Cincinnati, OH: U.S. Department of Health, Education, and Welfare, Public Health Service, Centers for Disease Control, National Institute for Occupational Safety and Health, DHEW (NIOSH) Publication No. 76-169, 1976 Apr; :1-36
The effects of trace concentrations of anesthetic gases on behavioral performance were studied in humans. Twenty male volunteers, 20 to 30 years old, were exposed to 25, 50 or 500 parts per million (ppm) nitrous-oxide (10024972) and/or 0.5, 1.0, or 10ppm halothane (151677) for 4 hours. During exposure the subjects completed a battery of seven tests that measured visual acuity, intellectual ability, manual dexterity, vigilance, and the ability to recall series of numbers in normal or reverse order (digit span test). Exposure to nitrous-oxide alone at concentrations of 50ppm or higher or to 50ppm nitrous-oxide plus 0.5, 1.0, or 10ppm halothane significantly impaired performance on the visual acuity and digit span tests and a divided attention task in the visual acuity battery. Performance on tests of intellectual ability was only marginally affected. Exposure to 25ppm nitrous-oxide plus 0.5ppm halothane did not cause any significant performance decrements.

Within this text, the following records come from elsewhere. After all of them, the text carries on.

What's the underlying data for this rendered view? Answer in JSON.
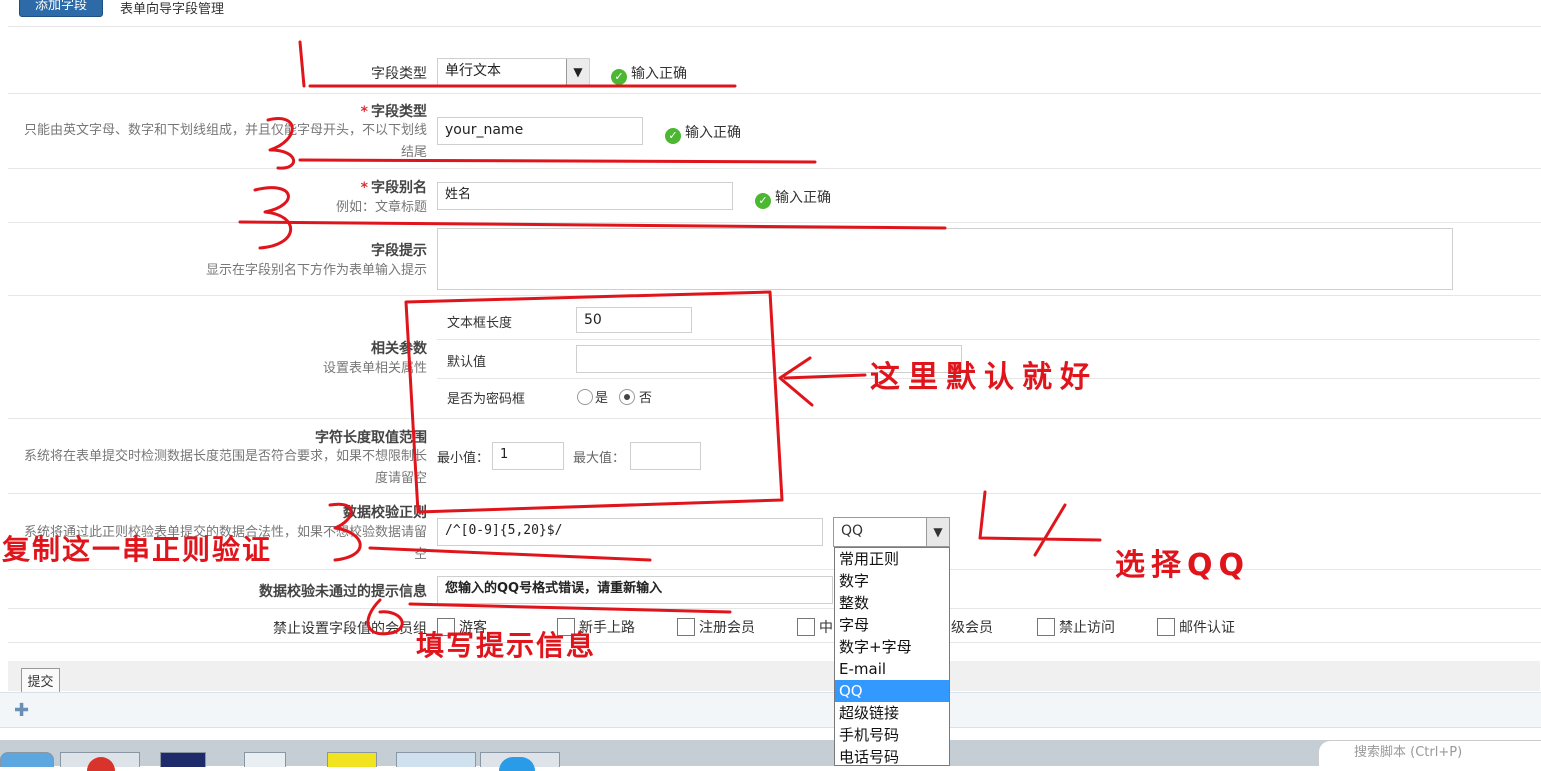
{
  "tabs": {
    "add_field": "添加字段",
    "guide_manage": "表单向导字段管理"
  },
  "form": {
    "field_type": {
      "label": "字段类型",
      "value": "单行文本",
      "ok": "输入正确"
    },
    "field_name": {
      "label": "字段类型",
      "hint": "只能由英文字母、数字和下划线组成，并且仅能字母开头，不以下划线结尾",
      "value": "your_name",
      "ok": "输入正确"
    },
    "field_alias": {
      "label": "字段别名",
      "hint": "例如：文章标题",
      "value": "姓名",
      "ok": "输入正确"
    },
    "field_tip": {
      "label": "字段提示",
      "hint": "显示在字段别名下方作为表单输入提示"
    },
    "params": {
      "label": "相关参数",
      "hint": "设置表单相关属性",
      "text_length_label": "文本框长度",
      "text_length_value": "50",
      "default_label": "默认值",
      "password_label": "是否为密码框",
      "yes": "是",
      "no": "否"
    },
    "length_range": {
      "label": "字符长度取值范围",
      "hint": "系统将在表单提交时检测数据长度范围是否符合要求，如果不想限制长度请留空",
      "min_label": "最小值：",
      "min_value": "1",
      "max_label": "最大值："
    },
    "regex": {
      "label": "数据校验正则",
      "hint": "系统将通过此正则校验表单提交的数据合法性，如果不想校验数据请留空",
      "value": "/^[0-9]{5,20}$/",
      "selected": "QQ",
      "options": [
        "常用正则",
        "数字",
        "整数",
        "字母",
        "数字+字母",
        "E-mail",
        "QQ",
        "超级链接",
        "手机号码",
        "电话号码"
      ]
    },
    "fail_msg": {
      "label": "数据校验未通过的提示信息",
      "value": "您输入的QQ号格式错误，请重新输入"
    },
    "forbid": {
      "label": "禁止设置字段值的会员组",
      "groups": [
        "游客",
        "新手上路",
        "注册会员",
        "中",
        "高级会员",
        "禁止访问",
        "邮件认证"
      ]
    },
    "submit": "提交"
  },
  "annotations": {
    "here_default": "这里默认就好",
    "copy_regex": "复制这一串正则验证",
    "choose_qq": "选择QQ",
    "fill_tip": "填写提示信息"
  },
  "taskbar": {
    "search_placeholder": "搜索脚本 (Ctrl+P)"
  },
  "colors": {
    "accent": "#2c6aa8",
    "annotation": "#e0151c",
    "ok": "#4cb832",
    "selected": "#3399ff"
  }
}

The authors suggest that the performance of an anesthetist could be adversely affected by exposure to trace concentrations of anesthetic gases. Operating room scavenging systems should be employed to maintain concentrations of nitrous-oxide and halothane below 25 and and 0.5ppm, respectively.

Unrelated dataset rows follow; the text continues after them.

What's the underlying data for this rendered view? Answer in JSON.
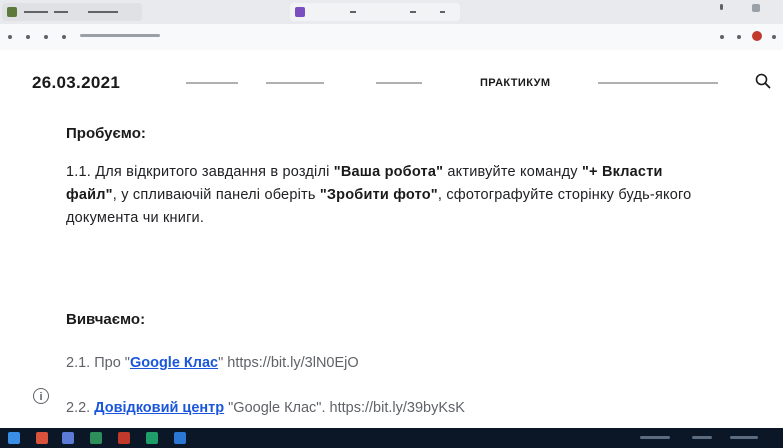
{
  "browser": {
    "tab_icons": [
      "site-favicon-icon",
      "tab-favicon-icon"
    ],
    "accent": "#5f6368"
  },
  "header": {
    "date": "26.03.2021",
    "nav": [
      {
        "label": "",
        "active": false
      },
      {
        "label": "",
        "active": false
      },
      {
        "label": "",
        "active": false
      },
      {
        "label": "ПРАКТИКУМ",
        "active": true
      },
      {
        "label": "",
        "active": false
      }
    ],
    "search_icon": "search-icon"
  },
  "content": {
    "heading_required": "Пробуємо:",
    "instruction": {
      "p1": "1.1. Для відкритого завдання в розділі ",
      "b1": "\"Ваша робота\"",
      "p2": " активуйте команду ",
      "b2": "\"+ Вкласти файл\"",
      "p3": ", у спливаючій панелі оберіть ",
      "b3": "\"Зробити фото\"",
      "p4": ", сфотографуйте сторінку будь-якого документа чи книги."
    },
    "heading_study": "Вивчаємо:",
    "links": [
      {
        "prefix": "2.1. Про \"",
        "link": "Google Клас",
        "suffix": "\" https://bit.ly/3lN0EjO"
      },
      {
        "prefix": "2.2. ",
        "link": "Довідковий центр",
        "suffix": " \"Google Клас\". https://bit.ly/39byKsK"
      }
    ],
    "link_color": "#1a56db"
  },
  "taskbar": {
    "icons": [
      "windows-start-icon",
      "search-taskbar-icon",
      "task-view-icon",
      "chrome-icon",
      "explorer-icon",
      "app-icon",
      "edge-icon"
    ]
  }
}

NIOSH-Contract; Contract-099-74-0041; Anesthetics; Behavioral-testing; Task-performance; Inhalation-studies; Dose-response; Gas-mixtures; Occupational-exposure; Medical-personnel; Humans
NTIS Accession No.

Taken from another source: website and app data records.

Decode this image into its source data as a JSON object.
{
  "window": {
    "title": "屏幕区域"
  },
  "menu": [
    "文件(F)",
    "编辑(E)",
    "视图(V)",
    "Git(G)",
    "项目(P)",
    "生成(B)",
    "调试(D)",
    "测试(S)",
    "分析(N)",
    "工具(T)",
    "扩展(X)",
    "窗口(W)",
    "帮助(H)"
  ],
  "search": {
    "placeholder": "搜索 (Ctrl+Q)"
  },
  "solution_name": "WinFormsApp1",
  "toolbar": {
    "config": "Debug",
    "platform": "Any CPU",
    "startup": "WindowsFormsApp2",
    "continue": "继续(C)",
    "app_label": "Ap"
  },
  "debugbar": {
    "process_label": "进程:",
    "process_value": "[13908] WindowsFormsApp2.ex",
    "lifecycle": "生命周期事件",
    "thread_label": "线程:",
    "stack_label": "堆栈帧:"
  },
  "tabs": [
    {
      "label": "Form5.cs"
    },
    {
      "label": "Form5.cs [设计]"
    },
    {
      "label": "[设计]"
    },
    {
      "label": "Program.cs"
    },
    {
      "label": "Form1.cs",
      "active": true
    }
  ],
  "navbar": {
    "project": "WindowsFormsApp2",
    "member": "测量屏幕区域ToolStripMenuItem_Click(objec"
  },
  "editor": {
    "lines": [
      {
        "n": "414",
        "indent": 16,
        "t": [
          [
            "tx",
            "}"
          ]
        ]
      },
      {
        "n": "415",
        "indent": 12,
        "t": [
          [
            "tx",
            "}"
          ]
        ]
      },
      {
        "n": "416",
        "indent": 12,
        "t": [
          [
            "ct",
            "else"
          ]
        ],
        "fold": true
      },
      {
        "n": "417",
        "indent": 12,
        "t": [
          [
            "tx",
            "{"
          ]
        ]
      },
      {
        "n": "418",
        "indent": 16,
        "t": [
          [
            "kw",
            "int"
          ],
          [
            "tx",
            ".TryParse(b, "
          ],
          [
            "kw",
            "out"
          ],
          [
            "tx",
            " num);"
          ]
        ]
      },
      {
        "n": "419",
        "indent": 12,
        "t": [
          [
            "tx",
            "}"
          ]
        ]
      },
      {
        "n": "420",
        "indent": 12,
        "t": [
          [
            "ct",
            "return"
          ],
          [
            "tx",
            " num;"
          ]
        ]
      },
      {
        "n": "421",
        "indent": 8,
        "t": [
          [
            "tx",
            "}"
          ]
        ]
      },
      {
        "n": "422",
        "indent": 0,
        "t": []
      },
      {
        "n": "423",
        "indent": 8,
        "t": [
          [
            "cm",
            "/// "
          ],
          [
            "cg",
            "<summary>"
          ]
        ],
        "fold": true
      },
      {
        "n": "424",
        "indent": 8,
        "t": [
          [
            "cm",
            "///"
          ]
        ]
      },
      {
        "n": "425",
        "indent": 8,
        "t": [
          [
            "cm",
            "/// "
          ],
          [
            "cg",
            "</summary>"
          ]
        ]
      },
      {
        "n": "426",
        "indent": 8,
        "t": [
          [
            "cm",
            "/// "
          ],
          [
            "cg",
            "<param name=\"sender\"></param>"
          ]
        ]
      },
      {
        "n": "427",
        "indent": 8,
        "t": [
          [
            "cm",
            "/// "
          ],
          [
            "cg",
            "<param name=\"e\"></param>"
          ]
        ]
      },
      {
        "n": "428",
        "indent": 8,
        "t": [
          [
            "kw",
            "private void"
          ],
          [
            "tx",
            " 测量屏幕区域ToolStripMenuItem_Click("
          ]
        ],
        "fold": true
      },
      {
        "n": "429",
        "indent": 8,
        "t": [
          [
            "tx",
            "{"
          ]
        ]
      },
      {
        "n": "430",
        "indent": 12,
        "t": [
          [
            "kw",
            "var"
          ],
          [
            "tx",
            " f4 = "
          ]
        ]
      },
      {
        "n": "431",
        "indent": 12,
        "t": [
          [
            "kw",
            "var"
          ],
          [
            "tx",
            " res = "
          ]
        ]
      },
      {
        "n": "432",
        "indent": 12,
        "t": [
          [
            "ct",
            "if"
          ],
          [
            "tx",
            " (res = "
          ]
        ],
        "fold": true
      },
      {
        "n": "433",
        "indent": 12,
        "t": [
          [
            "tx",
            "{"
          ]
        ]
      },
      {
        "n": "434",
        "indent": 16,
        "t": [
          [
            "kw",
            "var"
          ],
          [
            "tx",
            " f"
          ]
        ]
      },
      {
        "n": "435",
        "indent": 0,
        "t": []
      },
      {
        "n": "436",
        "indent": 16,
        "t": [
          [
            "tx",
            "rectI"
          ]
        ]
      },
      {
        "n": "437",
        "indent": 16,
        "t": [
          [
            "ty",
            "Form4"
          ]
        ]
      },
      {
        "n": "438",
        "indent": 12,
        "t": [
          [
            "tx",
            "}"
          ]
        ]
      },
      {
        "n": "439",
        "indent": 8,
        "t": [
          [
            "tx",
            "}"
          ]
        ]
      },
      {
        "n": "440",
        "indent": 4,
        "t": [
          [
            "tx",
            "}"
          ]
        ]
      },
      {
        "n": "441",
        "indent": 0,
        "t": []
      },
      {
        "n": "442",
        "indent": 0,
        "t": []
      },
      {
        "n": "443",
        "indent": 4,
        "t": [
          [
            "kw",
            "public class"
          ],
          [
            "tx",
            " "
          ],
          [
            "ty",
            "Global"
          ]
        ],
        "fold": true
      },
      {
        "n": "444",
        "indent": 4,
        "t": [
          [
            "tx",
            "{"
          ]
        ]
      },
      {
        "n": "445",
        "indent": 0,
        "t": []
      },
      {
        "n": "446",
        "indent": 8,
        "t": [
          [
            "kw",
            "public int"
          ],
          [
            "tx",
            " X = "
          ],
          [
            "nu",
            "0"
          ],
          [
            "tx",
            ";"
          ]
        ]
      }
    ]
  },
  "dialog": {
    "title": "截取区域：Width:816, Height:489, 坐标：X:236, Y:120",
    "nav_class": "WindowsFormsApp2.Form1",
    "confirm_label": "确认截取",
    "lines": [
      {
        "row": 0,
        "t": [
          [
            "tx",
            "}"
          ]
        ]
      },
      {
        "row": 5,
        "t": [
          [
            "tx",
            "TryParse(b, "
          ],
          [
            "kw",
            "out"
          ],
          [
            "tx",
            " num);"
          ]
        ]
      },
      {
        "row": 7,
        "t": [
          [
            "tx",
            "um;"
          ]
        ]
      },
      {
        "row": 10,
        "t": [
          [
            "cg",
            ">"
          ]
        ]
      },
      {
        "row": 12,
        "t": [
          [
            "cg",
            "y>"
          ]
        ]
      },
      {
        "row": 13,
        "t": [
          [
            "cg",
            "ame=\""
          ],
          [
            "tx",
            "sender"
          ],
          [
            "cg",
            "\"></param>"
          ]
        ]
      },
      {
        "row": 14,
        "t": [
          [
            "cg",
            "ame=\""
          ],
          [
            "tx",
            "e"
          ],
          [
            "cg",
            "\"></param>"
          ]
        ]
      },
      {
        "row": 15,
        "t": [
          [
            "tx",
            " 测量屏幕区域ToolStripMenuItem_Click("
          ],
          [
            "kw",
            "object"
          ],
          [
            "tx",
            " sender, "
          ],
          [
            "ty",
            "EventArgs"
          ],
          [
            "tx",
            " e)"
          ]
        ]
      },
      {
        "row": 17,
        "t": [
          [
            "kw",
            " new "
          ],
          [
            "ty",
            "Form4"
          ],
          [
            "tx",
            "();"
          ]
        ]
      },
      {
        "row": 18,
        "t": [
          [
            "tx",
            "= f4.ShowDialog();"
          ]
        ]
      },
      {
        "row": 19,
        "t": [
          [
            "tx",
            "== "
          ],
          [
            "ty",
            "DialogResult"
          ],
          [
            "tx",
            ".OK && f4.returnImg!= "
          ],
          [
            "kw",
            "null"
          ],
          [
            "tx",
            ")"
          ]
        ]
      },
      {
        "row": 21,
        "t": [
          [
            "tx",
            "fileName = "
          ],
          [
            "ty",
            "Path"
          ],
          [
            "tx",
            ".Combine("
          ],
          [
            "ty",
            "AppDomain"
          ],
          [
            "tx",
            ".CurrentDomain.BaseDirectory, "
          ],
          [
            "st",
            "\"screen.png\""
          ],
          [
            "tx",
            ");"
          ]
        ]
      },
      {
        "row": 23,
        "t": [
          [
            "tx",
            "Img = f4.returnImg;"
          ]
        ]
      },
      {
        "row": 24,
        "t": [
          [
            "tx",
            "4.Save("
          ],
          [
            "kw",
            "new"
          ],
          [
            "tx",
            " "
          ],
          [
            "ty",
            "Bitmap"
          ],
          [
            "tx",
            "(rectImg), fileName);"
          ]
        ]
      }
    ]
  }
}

DHEW (NIOSH) Publication No. 76-169; Contract-099-74-0041
National Institute for Occupational Safety and Health
Page last reviewed: April 12, 2019
Content source: National Institute for Occupational Safety and Health Education and Information Division